This paper explores the operation of Australian (Rules) Football in the remote Aboriginal community of Papunya in the Northern Territory (NT). The playing and organisation of football by and for the Anangu (i.e. Australian Aboriginal) peoples of Central Australia constitutes an important expression of Aboriginal sovereignty in the context of post-NT Intervention politics. Australian (Rules) Football, along with traditional 'men's ceremonial business' remains one of few areas of social life where Anangu exercise decision-making authority over their own lives and that of their community in ways that might be said to be self-determining and consistent with United Nations (UN) declaration definitions. Football is, therefore, an important realm in which young men (Wati) learn from male Elders (Tjilpi). This paper explores Australian Football as it is played on Luritja country as a realm of Anangu learning and asks why formal education systems fail to recognise football played On Country as a valid forum of learning.
|Number of pages||20|
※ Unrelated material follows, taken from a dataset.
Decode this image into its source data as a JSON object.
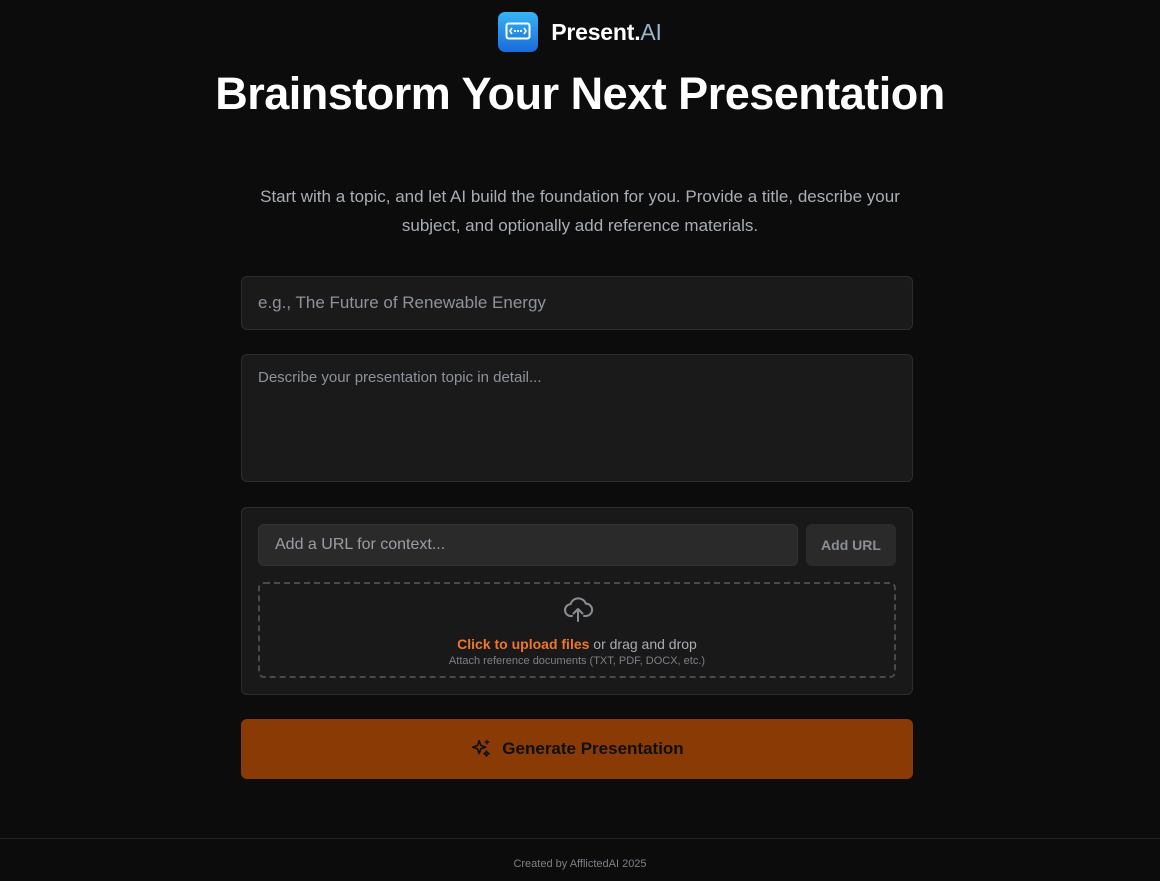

|Journal||Journal of Australian Indigenous Issues|
|Publication status||Published - Jun 2018|